Although one embodiment of the invention has been herein illustrated and described, it will be evident to those skilled in the art that various modifications may be made in the details of construction without departing from the principles herein set forth.
In a stereoscopic viewer for use with film strip having pairs of identical images spaced apart a fixed distance on the film strip for showing successive spaced pairs thereof, a case with extended end portions to receive a pair of oppositely disposed spools, a pair of viewing lenses having their optical axes at substantially interpupillary spacing, a separate guide means in alignment with each of said spools to clean and also guide a film strip in a path transverse to said optic axes as it passes from one of said oppositely disposed rolls to the other, an adjusting sprocket wheel to engage holes in the film strip which is adapted to be displaced transversely to the path of said strip, said adjusting sprocket wheel being mounted in a bracket having a pair of spaced apart adjusting ears having bores respectively with internal right and left hand threads so that the bores may interact with an axial right and left hand threaded screw extending therethrough, said screw having a knurled wheel in the central portion to rotate the screw whereby the ears may be moved to displace the sprocket and mounting bracket transversely to the path of the strip to center the pairs of images in exact alignment with the optic axes of the pair of viewing lenses so that it is viewed exactly as the film was exposed in the camera.

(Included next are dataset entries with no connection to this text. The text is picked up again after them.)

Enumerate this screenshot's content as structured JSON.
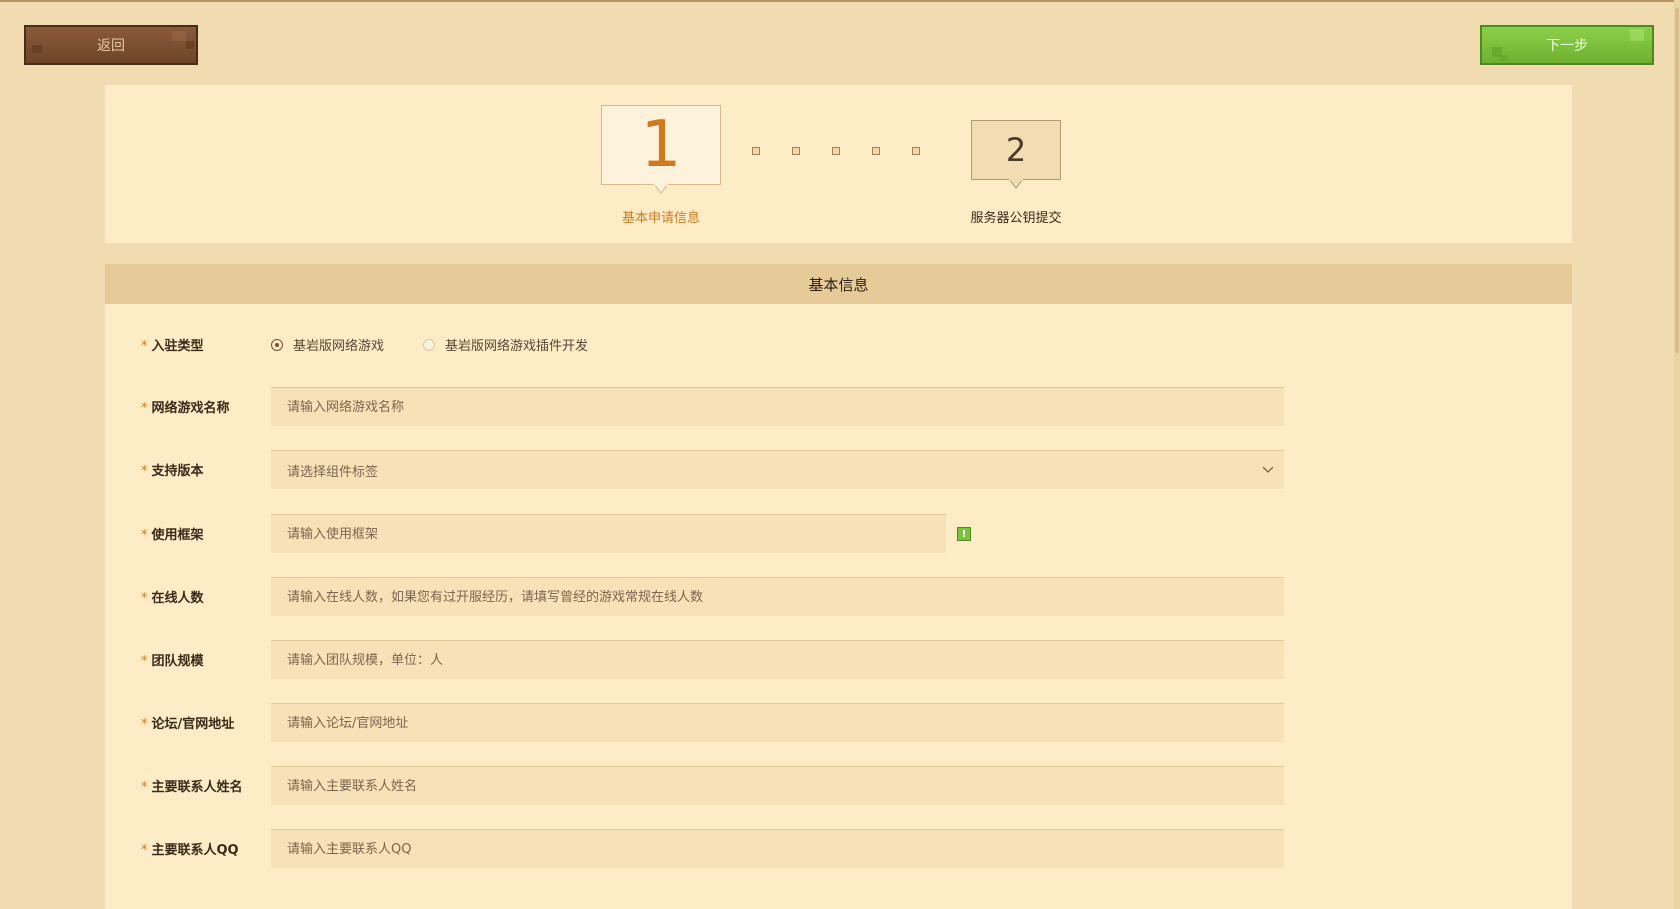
{
  "toolbar": {
    "back_label": "返回",
    "next_label": "下一步"
  },
  "steps": {
    "step1": {
      "number": "1",
      "label": "基本申请信息"
    },
    "step2": {
      "number": "2",
      "label": "服务器公钥提交"
    }
  },
  "form": {
    "header": "基本信息",
    "required_mark": "*",
    "fields": {
      "type": {
        "label": "入驻类型",
        "options": [
          "基岩版网络游戏",
          "基岩版网络游戏插件开发"
        ],
        "selected": "基岩版网络游戏"
      },
      "game_name": {
        "label": "网络游戏名称",
        "placeholder": "请输入网络游戏名称"
      },
      "version": {
        "label": "支持版本",
        "placeholder": "请选择组件标签"
      },
      "framework": {
        "label": "使用框架",
        "placeholder": "请输入使用框架",
        "icon": "!"
      },
      "online": {
        "label": "在线人数",
        "placeholder": "请输入在线人数，如果您有过开服经历，请填写曾经的游戏常规在线人数"
      },
      "team": {
        "label": "团队规模",
        "placeholder": "请输入团队规模，单位：人"
      },
      "website": {
        "label": "论坛/官网地址",
        "placeholder": "请输入论坛/官网地址"
      },
      "contact_name": {
        "label": "主要联系人姓名",
        "placeholder": "请输入主要联系人姓名"
      },
      "contact_qq": {
        "label": "主要联系人QQ",
        "placeholder": "请输入主要联系人QQ"
      }
    }
  },
  "colors": {
    "background": "#f0dcb0",
    "panel": "#fdecc6",
    "accent_orange": "#d07a1e",
    "back_brown": "#7a4d2f",
    "next_green": "#7cc23a"
  }
}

References Cited in the file of this patent UNITED STATES PATENTS Todd June 26, Howell Aug. 14, Noble Sept. 4, Bouin June 17, Bouin Nov. 11, Pieper et a]. June 2, Fayolle July 2, Albada Mar. 10, Hennicke et al. July 9, Smith June 13, Avers et al Aug. 2, Collins Jan. 19,
FOREIGN PATENTS France Dec. 14, Germany Nov. 5,